          • iamleppert 8 days ago

            My Anycubic photon has a resolution of 47 microns and can be had for less than $300.


            I have 3 of them and regularly print objects just like the one in the article, smaller even.

            • linsomniac 8 days ago

              This is really neat, but the real breakthrough in 3D printing, to me, is: My co-worker recently got a pretty good 3D printer for under $200.

              • 1MachineElf 8 days ago

                Completed my very first Ender 3 Pro print today. Apart from the quality, I especially like the surplus of resources available for beginners learning with this printer. CHEP especially.

              • chrisco255 8 days ago

                Which model? I'm in the market myself and interested to know what's good to buy under $500.

                • nickthegreek 8 days ago
                • linsomniac 8 days ago

                  As others have mentioned, my coworker got the Cretality Ender 3, for $174. They have a "Pro" model with some upgrades for $214. He's been really happy with it, and I'm planning on getting one for my son for his birthday.

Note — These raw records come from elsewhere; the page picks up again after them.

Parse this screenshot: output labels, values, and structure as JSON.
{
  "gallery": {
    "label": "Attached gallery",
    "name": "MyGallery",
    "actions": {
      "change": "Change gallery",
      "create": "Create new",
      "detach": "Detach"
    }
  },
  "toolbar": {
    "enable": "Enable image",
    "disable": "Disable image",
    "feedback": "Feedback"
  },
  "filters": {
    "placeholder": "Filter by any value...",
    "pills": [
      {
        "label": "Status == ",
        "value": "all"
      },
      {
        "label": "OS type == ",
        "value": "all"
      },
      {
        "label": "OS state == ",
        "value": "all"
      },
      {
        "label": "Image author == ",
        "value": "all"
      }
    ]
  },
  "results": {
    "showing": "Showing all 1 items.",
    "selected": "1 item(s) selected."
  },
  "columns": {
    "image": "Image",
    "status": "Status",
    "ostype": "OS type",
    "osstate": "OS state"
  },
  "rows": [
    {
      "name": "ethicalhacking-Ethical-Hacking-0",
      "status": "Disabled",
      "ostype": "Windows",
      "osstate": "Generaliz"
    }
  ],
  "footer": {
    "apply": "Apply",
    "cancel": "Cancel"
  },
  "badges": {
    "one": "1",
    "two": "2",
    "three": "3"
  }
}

                  The Prusa for around $700 has some pretty compelling features like bed auto-leveling, but that's a pretty big step up.

                  • The reddit 3D printing community always keeps a monthly "what printers to buy" post stickied at the top of their subreddit.

                    This is the latest recommendations post:

                    As others have said, Ender 3 is highly recommended. If you are willing to spend more, the Prusa Mk3s is one of the best 3d printers ever made.

                    • cassianoleal 8 days ago

                      Not OP, but own 2 printers. The Creality Ender models are a solid bet.

                      If you can spare a little more cash, the Prusa MK3s is probably best bang for buck, but the Prusa Mini is great as well if you need smaller build volume.

                      I own a Prusa and despite not having done any maintenance in ages and it vibrating and making noises like crazy (due to said lack of maintenance), I still get near 100% success printing on it. They also offer fantastic customer support.

                      • mkl 8 days ago

                        What kind of maintenance is needed?

                        • cassianoleal 7 days ago

                          In a nutshell: a lot.

                          You need to ensure all screws are tight from time to time. Belts need to have enough but not too much tension. Bearings need cleaning and re-lubing. Leadscrews ditto. Nozzle needs unclogging and replacing every now and then. Fans must be kept as dust-free as possible. Print bed needs wiping frequently with 99%+ isopropanol, eventually a wipe with acetone (if PEI; glass only needs alcohol but you need to ensure it's squeaky clean). Plastic parts can break or sag and need reprinting and replacing.

                          I'm sure I've missed something but you get the idea.

                  • charliebrownau 8 days ago

                    Still waiting for an Open Source Dot Matrix printer without tracking ink

                    • Finally, something gamechanging around here and not blogspam about making a JS library 1% faster.